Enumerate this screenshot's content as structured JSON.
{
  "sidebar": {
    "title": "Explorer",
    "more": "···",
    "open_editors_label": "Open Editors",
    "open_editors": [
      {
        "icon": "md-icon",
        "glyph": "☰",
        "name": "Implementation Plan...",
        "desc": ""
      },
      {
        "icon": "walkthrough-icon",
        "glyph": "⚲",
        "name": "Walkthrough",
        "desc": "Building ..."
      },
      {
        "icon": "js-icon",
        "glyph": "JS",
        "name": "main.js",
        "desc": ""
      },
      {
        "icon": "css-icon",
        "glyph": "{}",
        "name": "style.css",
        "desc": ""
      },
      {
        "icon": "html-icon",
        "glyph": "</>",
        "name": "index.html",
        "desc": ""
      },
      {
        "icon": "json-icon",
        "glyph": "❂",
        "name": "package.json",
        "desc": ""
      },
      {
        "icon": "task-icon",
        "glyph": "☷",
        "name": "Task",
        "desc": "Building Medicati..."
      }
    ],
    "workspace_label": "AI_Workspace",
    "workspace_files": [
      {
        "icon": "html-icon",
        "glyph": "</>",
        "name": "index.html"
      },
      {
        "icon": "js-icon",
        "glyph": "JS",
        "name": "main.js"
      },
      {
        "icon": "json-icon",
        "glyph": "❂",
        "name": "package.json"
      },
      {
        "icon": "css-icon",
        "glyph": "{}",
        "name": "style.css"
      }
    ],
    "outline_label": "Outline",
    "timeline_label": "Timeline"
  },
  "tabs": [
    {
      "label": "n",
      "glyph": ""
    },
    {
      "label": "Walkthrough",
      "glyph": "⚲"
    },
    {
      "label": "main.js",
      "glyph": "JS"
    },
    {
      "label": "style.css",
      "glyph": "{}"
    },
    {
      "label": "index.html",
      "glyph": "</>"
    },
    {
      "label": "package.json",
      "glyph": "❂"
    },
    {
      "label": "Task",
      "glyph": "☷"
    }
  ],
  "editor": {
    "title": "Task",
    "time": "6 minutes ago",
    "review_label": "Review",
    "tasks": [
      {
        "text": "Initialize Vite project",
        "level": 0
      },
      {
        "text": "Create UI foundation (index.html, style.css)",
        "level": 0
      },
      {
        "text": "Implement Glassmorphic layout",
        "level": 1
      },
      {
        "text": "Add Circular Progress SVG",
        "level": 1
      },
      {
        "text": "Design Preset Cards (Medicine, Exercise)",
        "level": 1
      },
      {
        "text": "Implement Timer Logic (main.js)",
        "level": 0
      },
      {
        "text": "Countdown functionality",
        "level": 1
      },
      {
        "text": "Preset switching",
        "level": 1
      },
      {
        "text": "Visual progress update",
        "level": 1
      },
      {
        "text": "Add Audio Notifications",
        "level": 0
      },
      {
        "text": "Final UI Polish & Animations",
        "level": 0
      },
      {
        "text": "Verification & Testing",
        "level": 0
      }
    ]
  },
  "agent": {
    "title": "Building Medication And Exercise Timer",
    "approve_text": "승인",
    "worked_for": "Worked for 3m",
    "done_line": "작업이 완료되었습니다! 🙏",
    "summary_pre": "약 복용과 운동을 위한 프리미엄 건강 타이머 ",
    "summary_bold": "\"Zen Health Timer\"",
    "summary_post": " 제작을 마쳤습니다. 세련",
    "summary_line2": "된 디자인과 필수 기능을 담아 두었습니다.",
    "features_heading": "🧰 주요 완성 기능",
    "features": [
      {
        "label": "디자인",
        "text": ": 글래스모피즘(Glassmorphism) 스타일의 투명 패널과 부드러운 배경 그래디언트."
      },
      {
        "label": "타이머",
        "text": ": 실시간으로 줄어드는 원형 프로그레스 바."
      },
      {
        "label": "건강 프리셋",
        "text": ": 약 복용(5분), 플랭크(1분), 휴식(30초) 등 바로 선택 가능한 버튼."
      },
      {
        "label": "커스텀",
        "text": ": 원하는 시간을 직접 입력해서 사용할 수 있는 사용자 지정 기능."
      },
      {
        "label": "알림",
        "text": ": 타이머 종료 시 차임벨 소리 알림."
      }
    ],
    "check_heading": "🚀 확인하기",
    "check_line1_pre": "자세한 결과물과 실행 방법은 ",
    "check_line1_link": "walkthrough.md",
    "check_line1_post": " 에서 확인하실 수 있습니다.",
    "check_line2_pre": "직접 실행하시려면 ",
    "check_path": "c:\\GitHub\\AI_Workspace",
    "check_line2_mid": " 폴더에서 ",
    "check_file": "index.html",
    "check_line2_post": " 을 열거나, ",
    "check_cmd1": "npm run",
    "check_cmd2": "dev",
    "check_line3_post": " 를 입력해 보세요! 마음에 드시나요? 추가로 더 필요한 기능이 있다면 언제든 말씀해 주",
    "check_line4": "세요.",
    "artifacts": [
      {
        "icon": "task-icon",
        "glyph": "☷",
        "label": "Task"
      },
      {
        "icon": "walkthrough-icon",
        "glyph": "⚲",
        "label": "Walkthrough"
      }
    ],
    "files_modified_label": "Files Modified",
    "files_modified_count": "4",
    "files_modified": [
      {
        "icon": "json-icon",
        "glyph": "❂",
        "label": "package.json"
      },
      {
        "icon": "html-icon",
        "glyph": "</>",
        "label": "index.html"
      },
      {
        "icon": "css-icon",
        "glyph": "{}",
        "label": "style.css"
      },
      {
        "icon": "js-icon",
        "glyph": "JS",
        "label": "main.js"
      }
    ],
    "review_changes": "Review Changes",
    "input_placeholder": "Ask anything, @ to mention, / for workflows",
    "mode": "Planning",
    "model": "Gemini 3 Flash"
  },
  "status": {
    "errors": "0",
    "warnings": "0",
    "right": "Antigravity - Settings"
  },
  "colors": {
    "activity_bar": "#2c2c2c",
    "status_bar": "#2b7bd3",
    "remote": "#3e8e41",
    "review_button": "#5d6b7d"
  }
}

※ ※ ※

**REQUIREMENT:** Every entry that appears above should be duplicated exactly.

**RESULT BELOW:**
Enumerate this screenshot's content as structured JSON.
{
  "sidebar": {
    "title": "Explorer",
    "more": "···",
    "open_editors_label": "Open Editors",
    "open_editors": [
      {
        "icon": "md-icon",
        "glyph": "☰",
        "name": "Implementation Plan...",
        "desc": ""
      },
      {
        "icon": "walkthrough-icon",
        "glyph": "⚲",
        "name": "Walkthrough",
        "desc": "Building ..."
      },
      {
        "icon": "js-icon",
        "glyph": "JS",
        "name": "main.js",
        "desc": ""
      },
      {
        "icon": "css-icon",
        "glyph": "{}",
        "name": "style.css",
        "desc": ""
      },
      {
        "icon": "html-icon",
        "glyph": "</>",
        "name": "index.html",
        "desc": ""
      },
      {
        "icon": "json-icon",
        "glyph": "❂",
        "name": "package.json",
        "desc": ""
      },
      {
        "icon": "task-icon",
        "glyph": "☷",
        "name": "Task",
        "desc": "Building Medicati..."
      }
    ],
    "workspace_label": "AI_Workspace",
    "workspace_files": [
      {
        "icon": "html-icon",
        "glyph": "</>",
        "name": "index.html"
      },
      {
        "icon": "js-icon",
        "glyph": "JS",
        "name": "main.js"
      },
      {
        "icon": "json-icon",
        "glyph": "❂",
        "name": "package.json"
      },
      {
        "icon": "css-icon",
        "glyph": "{}",
        "name": "style.css"
      }
    ],
    "outline_label": "Outline",
    "timeline_label": "Timeline"
  },
  "tabs": [
    {
      "label": "n",
      "glyph": ""
    },
    {
      "label": "Walkthrough",
      "glyph": "⚲"
    },
    {
      "label": "main.js",
      "glyph": "JS"
    },
    {
      "label": "style.css",
      "glyph": "{}"
    },
    {
      "label": "index.html",
      "glyph": "</>"
    },
    {
      "label": "package.json",
      "glyph": "❂"
    },
    {
      "label": "Task",
      "glyph": "☷"
    }
  ],
  "editor": {
    "title": "Task",
    "time": "6 minutes ago",
    "review_label": "Review",
    "tasks": [
      {
        "text": "Initialize Vite project",
        "level": 0
      },
      {
        "text": "Create UI foundation (index.html, style.css)",
        "level": 0
      },
      {
        "text": "Implement Glassmorphic layout",
        "level": 1
      },
      {
        "text": "Add Circular Progress SVG",
        "level": 1
      },
      {
        "text": "Design Preset Cards (Medicine, Exercise)",
        "level": 1
      },
      {
        "text": "Implement Timer Logic (main.js)",
        "level": 0
      },
      {
        "text": "Countdown functionality",
        "level": 1
      },
      {
        "text": "Preset switching",
        "level": 1
      },
      {
        "text": "Visual progress update",
        "level": 1
      },
      {
        "text": "Add Audio Notifications",
        "level": 0
      },
      {
        "text": "Final UI Polish & Animations",
        "level": 0
      },
      {
        "text": "Verification & Testing",
        "level": 0
      }
    ]
  },
  "agent": {
    "title": "Building Medication And Exercise Timer",
    "approve_text": "승인",
    "worked_for": "Worked for 3m",
    "done_line": "작업이 완료되었습니다! 🙏",
    "summary_pre": "약 복용과 운동을 위한 프리미엄 건강 타이머 ",
    "summary_bold": "\"Zen Health Timer\"",
    "summary_post": " 제작을 마쳤습니다. 세련",
    "summary_line2": "된 디자인과 필수 기능을 담아 두었습니다.",
    "features_heading": "🧰 주요 완성 기능",
    "features": [
      {
        "label": "디자인",
        "text": ": 글래스모피즘(Glassmorphism) 스타일의 투명 패널과 부드러운 배경 그래디언트."
      },
      {
        "label": "타이머",
        "text": ": 실시간으로 줄어드는 원형 프로그레스 바."
      },
      {
        "label": "건강 프리셋",
        "text": ": 약 복용(5분), 플랭크(1분), 휴식(30초) 등 바로 선택 가능한 버튼."
      },
      {
        "label": "커스텀",
        "text": ": 원하는 시간을 직접 입력해서 사용할 수 있는 사용자 지정 기능."
      },
      {
        "label": "알림",
        "text": ": 타이머 종료 시 차임벨 소리 알림."
      }
    ],
    "check_heading": "🚀 확인하기",
    "check_line1_pre": "자세한 결과물과 실행 방법은 ",
    "check_line1_link": "walkthrough.md",
    "check_line1_post": " 에서 확인하실 수 있습니다.",
    "check_line2_pre": "직접 실행하시려면 ",
    "check_path": "c:\\GitHub\\AI_Workspace",
    "check_line2_mid": " 폴더에서 ",
    "check_file": "index.html",
    "check_line2_post": " 을 열거나, ",
    "check_cmd1": "npm run",
    "check_cmd2": "dev",
    "check_line3_post": " 를 입력해 보세요! 마음에 드시나요? 추가로 더 필요한 기능이 있다면 언제든 말씀해 주",
    "check_line4": "세요.",
    "artifacts": [
      {
        "icon": "task-icon",
        "glyph": "☷",
        "label": "Task"
      },
      {
        "icon": "walkthrough-icon",
        "glyph": "⚲",
        "label": "Walkthrough"
      }
    ],
    "files_modified_label": "Files Modified",
    "files_modified_count": "4",
    "files_modified": [
      {
        "icon": "json-icon",
        "glyph": "❂",
        "label": "package.json"
      },
      {
        "icon": "html-icon",
        "glyph": "</>",
        "label": "index.html"
      },
      {
        "icon": "css-icon",
        "glyph": "{}",
        "label": "style.css"
      },
      {
        "icon": "js-icon",
        "glyph": "JS",
        "label": "main.js"
      }
    ],
    "review_changes": "Review Changes",
    "input_placeholder": "Ask anything, @ to mention, / for workflows",
    "mode": "Planning",
    "model": "Gemini 3 Flash"
  },
  "status": {
    "errors": "0",
    "warnings": "0",
    "right": "Antigravity - Settings"
  },
  "colors": {
    "activity_bar": "#2c2c2c",
    "status_bar": "#2b7bd3",
    "remote": "#3e8e41",
    "review_button": "#5d6b7d"
  }
}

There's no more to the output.